** Opening Extracted entries block **
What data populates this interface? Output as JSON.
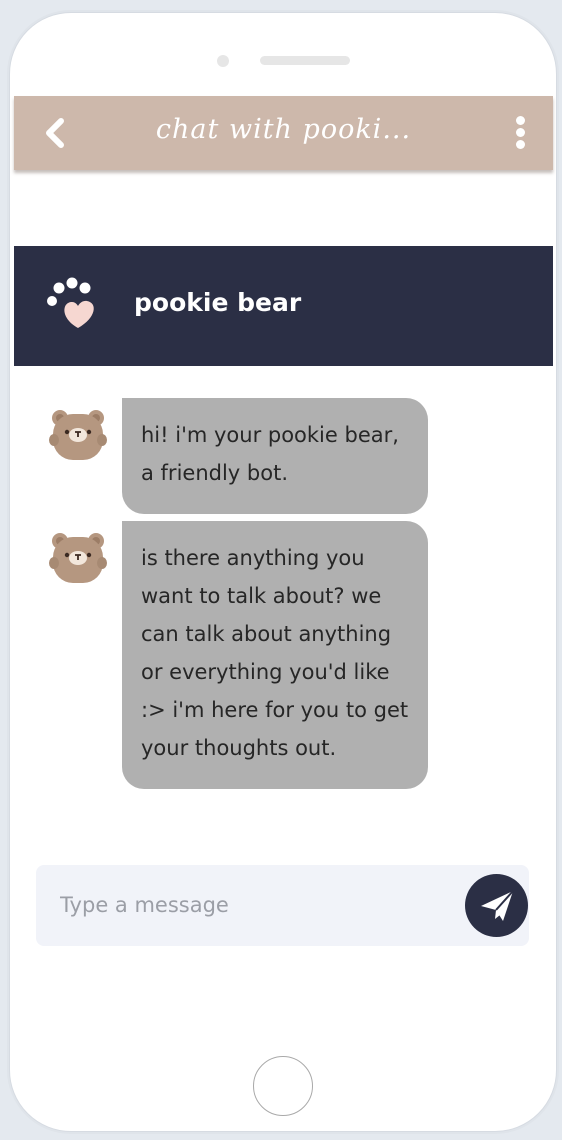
{
  "topbar": {
    "title": "chat with pooki...",
    "back_icon": "chevron-left-icon",
    "menu_icon": "kebab-menu-icon",
    "color": "#cdb8ab"
  },
  "bot": {
    "name": "pookie bear",
    "icon": "paw-icon",
    "header_color": "#2b2f45"
  },
  "messages": [
    {
      "sender": "bot",
      "avatar": "bear-avatar-icon",
      "text": "hi! i'm your pookie bear, a friendly bot."
    },
    {
      "sender": "bot",
      "avatar": "bear-avatar-icon",
      "text": "is there anything you want to talk about? we can talk about anything or everything you'd like :> i'm here for you to get your thoughts out."
    }
  ],
  "composer": {
    "value": "",
    "placeholder": "Type a message",
    "send_icon": "paper-plane-icon"
  },
  "colors": {
    "bubble": "#b0b0b0",
    "accent": "#2b2f45"
  }
}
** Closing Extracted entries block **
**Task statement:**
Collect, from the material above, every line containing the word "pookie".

**Response below:**
    "name": "pookie bear",
      "text": "hi! i'm your pookie bear, a friendly bot."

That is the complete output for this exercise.